As the Society of Women Engineers gave free t-shirts to quiz participants, Westafar commended the sponsors of the event, along with the advisor for Tau Beta Pi, Professor Jane Ammons, associate dean of Engineering and ISyE professor.
“[Lockheed-Martin] made it happen for Tech students,” Professor Ammons said while enjoying the cotton candy from a nearby stand. Westafer and Professor Ammons both agreed on the generosity of Lockheed for their support of Engineers Week at Tech.
While Tau Beta Pi hosted the array of various engineering organizations and majors for Engineers Week, an ISyE Ph.D. student received honors for her work in humanitarian relief logistics. The National Engineers Week Foundation asked its members to choose a group of engineers up to 30 years of age for its prestigious New Faces of Engineering accolade.
Jessica Heier was the only student among the New Faces of Engineering 2008, representing Tech and the work of industrial engineers in humanitarian relief.
Collaborating with PhD students Aykagan Ak and Clarence L. Wardell III and professors Ozlem Ergun and Pinar Keskinocak, Heier’s project dealt with the Pan American Health Organization (PAHO). The project covered vaccinations and their transportation costs while simultaneously reviewing disease prevention processes. Covering supplies in 37 nations in Central and South America, the project shed a great deal of insight into the field of humanitarian relief logistics.
“The skills I have developed through my coursework and the interaction with faculty and students have been vital to pursuing my goal of improving humanitarian logistics,” Heier said.
With the Humanitarian Logistics Research Center at Tech’s Supply Chain and Logistics Institute, Heier has found essential opportunities to further her research in humanitarian relief.
Her biography on the National Engineers Week website states that for “Heier…two powerful influences guided her decision to become an industrial engineer. On the one hand, she enjoyed applying mathematics to system problems. On the other, she wanted to have an impact on important societal issues. Those two forces came together when Heier recognized that she could apply logistics methodologies to help humanitarian organizations plan and…improve people’s lives.”
As she continues to work on her doctoral dissertation, Heier looks into the systems with decentralized decision making, which obviously need improvement. According to Heier, “this work is needed because in disasters there are many entities making decisions with localized information and differing objectives, but these decisions impact the entire system.”
After completing her PhD, Heier plans to pursue professorship in ISyE and continue to do research in humanitarian relief logistics while teaching new students. Heier is grateful for her recognition and the impact it makes on the realm of engineering by creating awareness.
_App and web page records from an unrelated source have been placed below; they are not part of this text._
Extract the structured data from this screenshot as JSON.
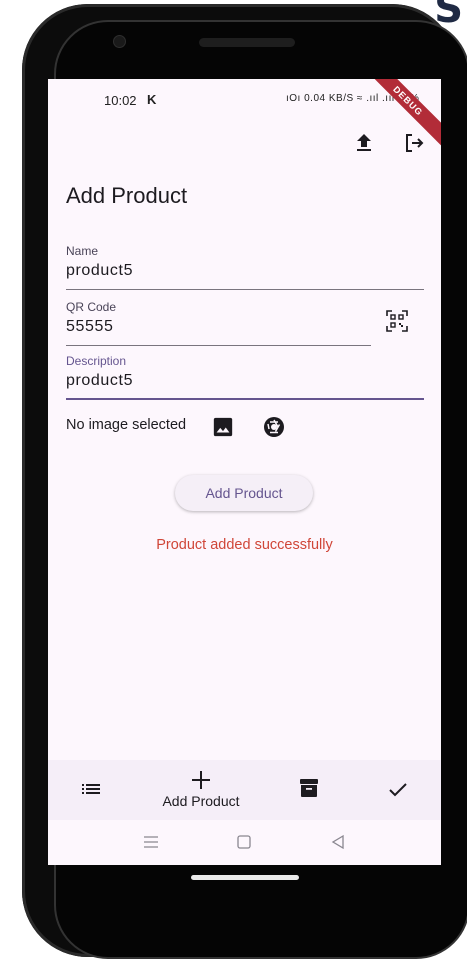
{
  "status_bar": {
    "time": "10:02",
    "app_icon": "K",
    "indicators": "ıOı 0.04 KB/S ≈ .ııl .ııl 72%",
    "debug_banner": "DEBUG"
  },
  "app_bar": {
    "upload_icon": "upload-icon",
    "logout_icon": "logout-icon"
  },
  "page": {
    "title": "Add Product"
  },
  "form": {
    "name": {
      "label": "Name",
      "value": "product5"
    },
    "qr_code": {
      "label": "QR Code",
      "value": "55555"
    },
    "description": {
      "label": "Description",
      "value": "product5"
    },
    "image_status": "No image selected",
    "submit_label": "Add Product",
    "success_message": "Product added successfully"
  },
  "bottom_nav": {
    "items": [
      {
        "icon": "list-icon",
        "label": ""
      },
      {
        "icon": "plus-icon",
        "label": "Add Product"
      },
      {
        "icon": "archive-icon",
        "label": ""
      },
      {
        "icon": "check-icon",
        "label": ""
      }
    ]
  },
  "colors": {
    "background": "#fdf7fd",
    "accent": "#65558f",
    "error": "#d04638",
    "debug_banner": "#b22c38"
  }
}
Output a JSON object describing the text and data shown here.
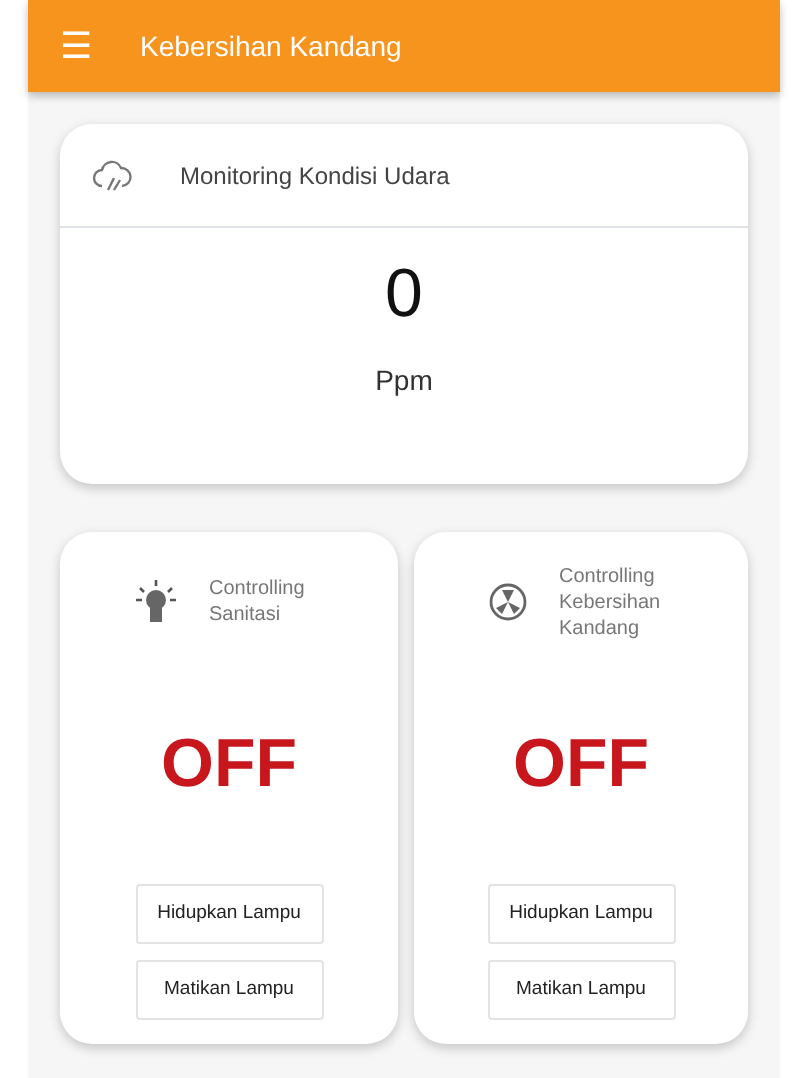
{
  "app_bar": {
    "menu_icon": "☰",
    "title": "Kebersihan Kandang"
  },
  "monitor": {
    "title": "Monitoring Kondisi Udara",
    "value": "0",
    "unit": "Ppm"
  },
  "controls": [
    {
      "kind": "bulb",
      "title": "Controlling Sanitasi",
      "status": "OFF",
      "buttons": [
        "Hidupkan Lampu",
        "Matikan Lampu"
      ]
    },
    {
      "kind": "fan",
      "title": "Controlling Kebersihan Kandang",
      "status": "OFF",
      "buttons": [
        "Hidupkan Lampu",
        "Matikan Lampu"
      ]
    }
  ]
}
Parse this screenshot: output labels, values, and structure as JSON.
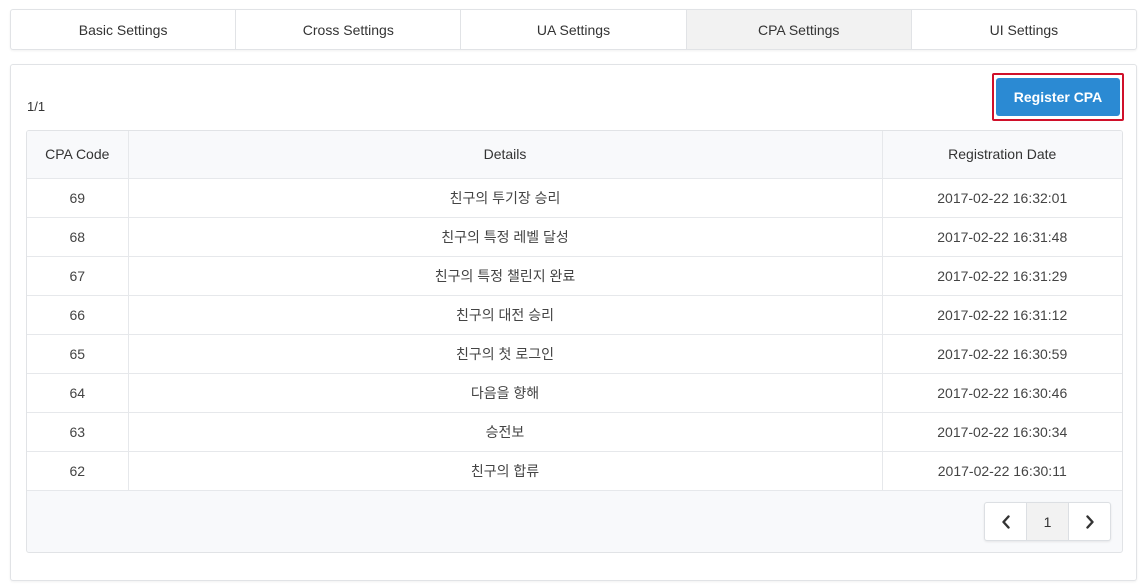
{
  "tabs": [
    {
      "label": "Basic Settings",
      "active": false
    },
    {
      "label": "Cross Settings",
      "active": false
    },
    {
      "label": "UA Settings",
      "active": false
    },
    {
      "label": "CPA Settings",
      "active": true
    },
    {
      "label": "UI Settings",
      "active": false
    }
  ],
  "page_count": "1/1",
  "register_label": "Register CPA",
  "table": {
    "headers": [
      "CPA Code",
      "Details",
      "Registration Date"
    ],
    "rows": [
      {
        "code": "69",
        "details": "친구의 투기장 승리",
        "date": "2017-02-22 16:32:01"
      },
      {
        "code": "68",
        "details": "친구의 특정 레벨 달성",
        "date": "2017-02-22 16:31:48"
      },
      {
        "code": "67",
        "details": "친구의 특정 챌린지 완료",
        "date": "2017-02-22 16:31:29"
      },
      {
        "code": "66",
        "details": "친구의 대전 승리",
        "date": "2017-02-22 16:31:12"
      },
      {
        "code": "65",
        "details": "친구의 첫 로그인",
        "date": "2017-02-22 16:30:59"
      },
      {
        "code": "64",
        "details": "다음을 향해",
        "date": "2017-02-22 16:30:46"
      },
      {
        "code": "63",
        "details": "승전보",
        "date": "2017-02-22 16:30:34"
      },
      {
        "code": "62",
        "details": "친구의 합류",
        "date": "2017-02-22 16:30:11"
      }
    ]
  },
  "pagination": {
    "current": "1",
    "prev_icon": "chevron-left-icon",
    "next_icon": "chevron-right-icon"
  },
  "colors": {
    "accent": "#2b8ad3",
    "highlight_border": "#d0102a"
  }
}
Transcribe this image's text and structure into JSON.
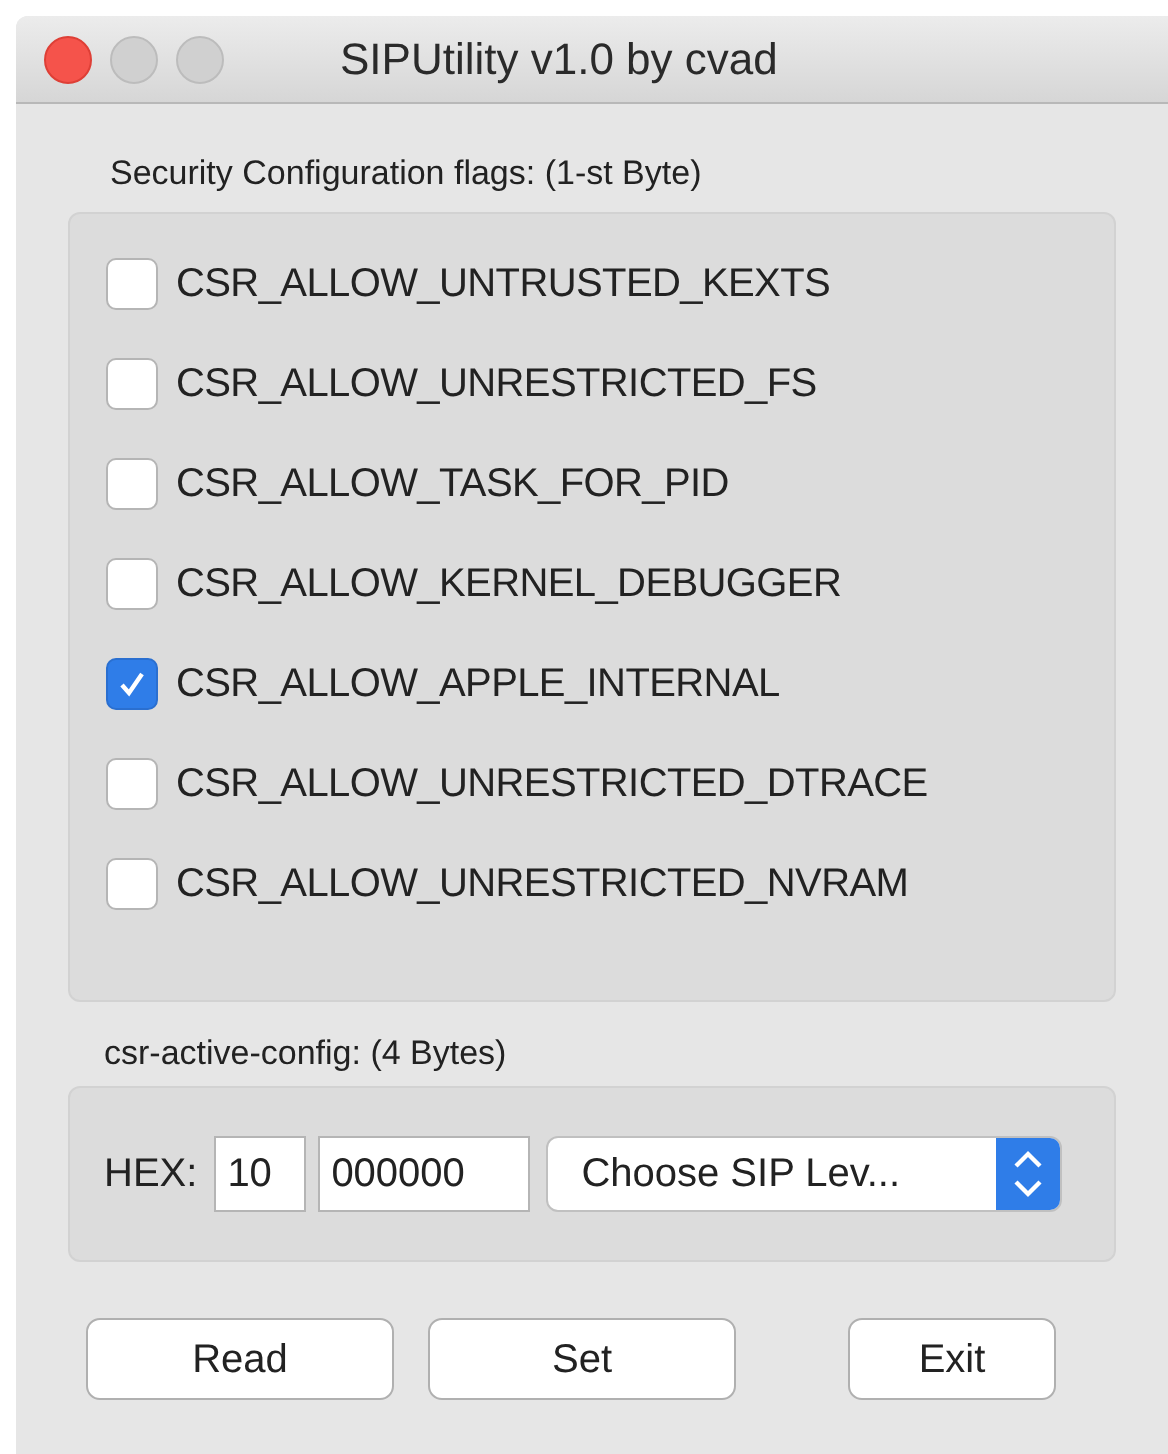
{
  "window": {
    "title": "SIPUtility v1.0 by cvad"
  },
  "flags_group": {
    "label": "Security Configuration flags: (1-st Byte)",
    "flags": [
      {
        "label": "CSR_ALLOW_UNTRUSTED_KEXTS",
        "checked": false
      },
      {
        "label": "CSR_ALLOW_UNRESTRICTED_FS",
        "checked": false
      },
      {
        "label": "CSR_ALLOW_TASK_FOR_PID",
        "checked": false
      },
      {
        "label": "CSR_ALLOW_KERNEL_DEBUGGER",
        "checked": false
      },
      {
        "label": "CSR_ALLOW_APPLE_INTERNAL",
        "checked": true
      },
      {
        "label": "CSR_ALLOW_UNRESTRICTED_DTRACE",
        "checked": false
      },
      {
        "label": "CSR_ALLOW_UNRESTRICTED_NVRAM",
        "checked": false
      }
    ]
  },
  "config_group": {
    "label": "csr-active-config: (4 Bytes)",
    "hex_label": "HEX:",
    "hex_high": "10",
    "hex_low": "000000",
    "sip_level": "Choose SIP Lev..."
  },
  "buttons": [
    "Read",
    "Set",
    "Exit"
  ]
}
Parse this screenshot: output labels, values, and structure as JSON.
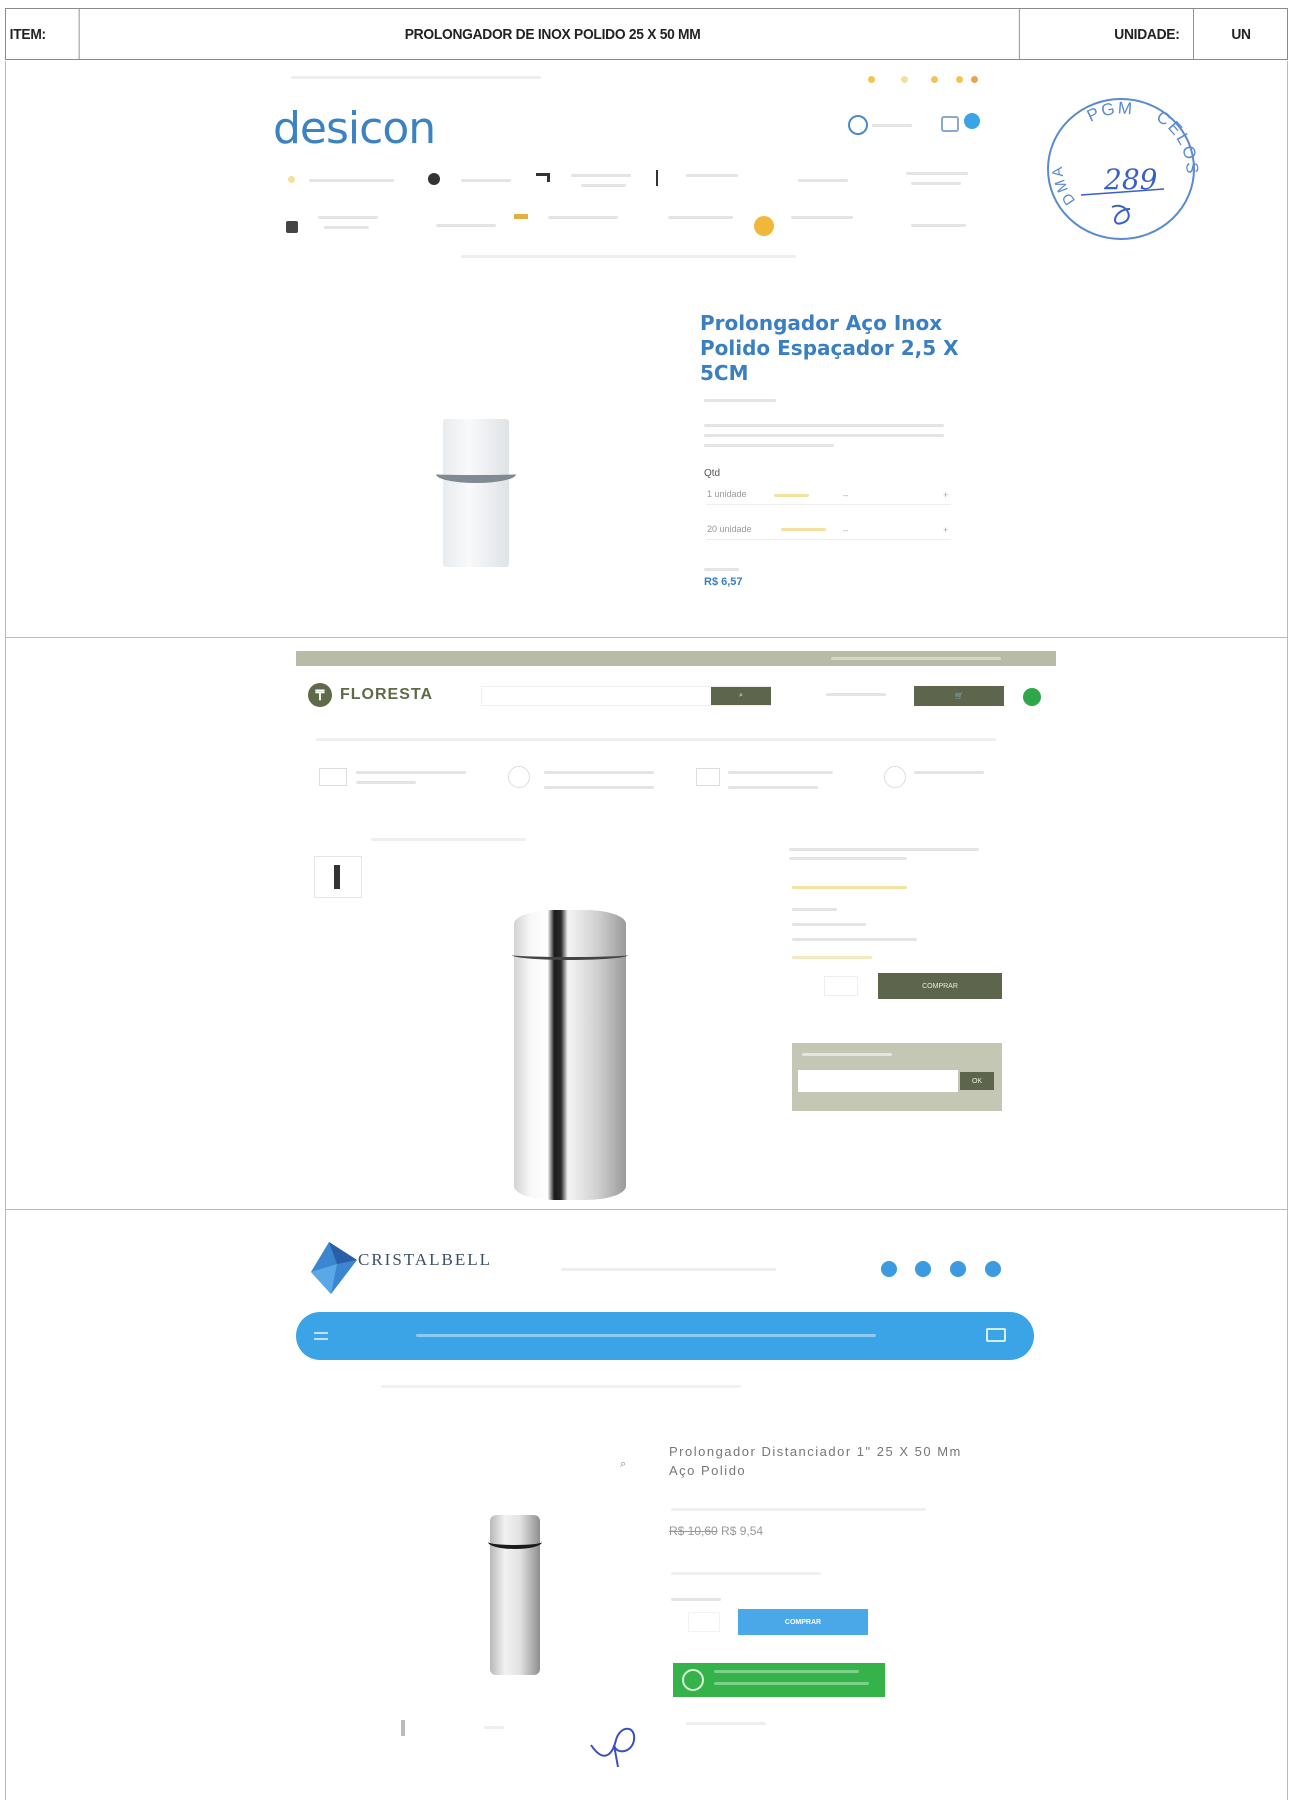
{
  "header": {
    "item_label": "ITEM:",
    "item_value": "PROLONGADOR DE INOX POLIDO 25 X 50 MM",
    "unit_label": "UNIDADE:",
    "unit_value": "UN"
  },
  "stamp": {
    "text_top": "PGM",
    "text_right": "CELOS",
    "text_left": "DMA",
    "number": "289"
  },
  "desicon": {
    "logo": "desicon",
    "product_title": "Prolongador Aço Inox Polido Espaçador 2,5 X 5CM",
    "qty_label": "Qtd",
    "rows": [
      {
        "label": "1 unidade"
      },
      {
        "label": "20 unidade"
      }
    ],
    "price": "R$ 6,57",
    "icons": [
      "user-icon",
      "cart-icon"
    ]
  },
  "floresta": {
    "logo": "FLORESTA",
    "buy_label": "COMPRAR",
    "ok_label": "OK"
  },
  "cristalbell": {
    "logo": "CRISTALBELL",
    "product_title": "Prolongador Distanciador 1\" 25 X 50 Mm Aço Polido",
    "price_old": "R$ 10,60",
    "price_new": "R$ 9,54",
    "buy_label": "COMPRAR"
  },
  "colors": {
    "desicon_blue": "#3a82c4",
    "floresta_green": "#5d664d",
    "cristal_blue": "#3aa4e6",
    "whatsapp_green": "#35b24a"
  }
}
“Tech students have a tremendous opportunity to help others understand what engineering is all about and to use their education to positively impact society in many diverse ways. I challenge them to do just that,” Heier said.
To find out more about Engineers Week or to learn about the New Faces of Engineering and Heier’s recognition, visit www.eweek.org.